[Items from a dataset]
'''
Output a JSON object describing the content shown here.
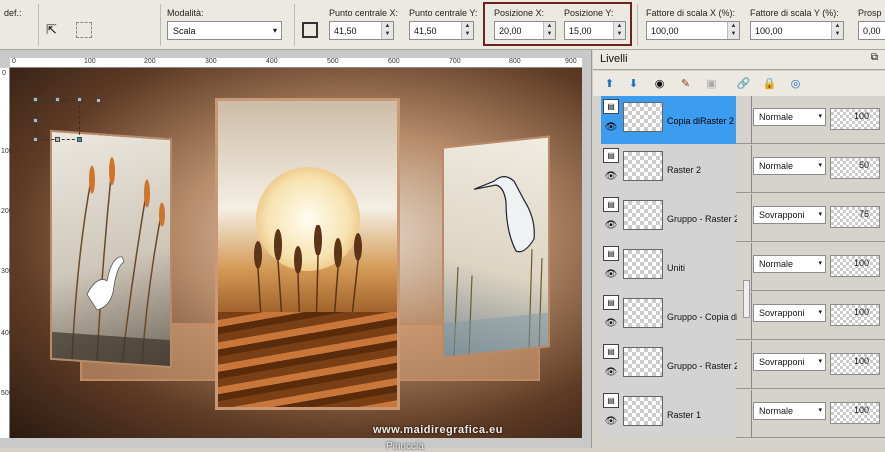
{
  "toolbar": {
    "preset_label": "def.:",
    "mode_label": "Modalità:",
    "mode_value": "Scala",
    "center_x_label": "Punto centrale X:",
    "center_x_value": "41,50",
    "center_y_label": "Punto centrale Y:",
    "center_y_value": "41,50",
    "pos_x_label": "Posizione X:",
    "pos_x_value": "20,00",
    "pos_y_label": "Posizione Y:",
    "pos_y_value": "15,00",
    "scale_x_label": "Fattore di scala X (%):",
    "scale_x_value": "100,00",
    "scale_y_label": "Fattore di scala Y (%):",
    "scale_y_value": "100,00",
    "perspective_label": "Prosp",
    "perspective_value": "0,00",
    "highlight_color": "#6e2418"
  },
  "ruler": {
    "top_ticks": [
      "0",
      "100",
      "200",
      "300",
      "400",
      "500",
      "600",
      "700",
      "800",
      "900"
    ],
    "left_ticks": [
      "0",
      "100",
      "200",
      "300",
      "400",
      "500"
    ]
  },
  "watermark": {
    "name": "Pinuccia",
    "site": "www.maidiregrafica.eu"
  },
  "layers": {
    "title": "Livelli",
    "pin_icon": "pin-icon",
    "rows": [
      {
        "name": "Copia diRaster 2",
        "blend": "Normale",
        "opacity": "100",
        "active": true
      },
      {
        "name": "Raster 2",
        "blend": "Normale",
        "opacity": "50",
        "active": false
      },
      {
        "name": "Gruppo - Raster 2",
        "blend": "Sovrapponi",
        "opacity": "75",
        "active": false
      },
      {
        "name": "Uniti",
        "blend": "Normale",
        "opacity": "100",
        "active": false
      },
      {
        "name": "Gruppo - Copia diRa",
        "blend": "Sovrapponi",
        "opacity": "100",
        "active": false
      },
      {
        "name": "Gruppo - Raster 2",
        "blend": "Sovrapponi",
        "opacity": "100",
        "active": false
      },
      {
        "name": "Raster 1",
        "blend": "Normale",
        "opacity": "100",
        "active": false
      }
    ],
    "active_color": "#3b9cf0"
  }
}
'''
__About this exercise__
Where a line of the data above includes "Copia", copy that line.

__Result of the exercise__
        "name": "Copia diRaster 2",
        "name": "Gruppo - Copia diRa",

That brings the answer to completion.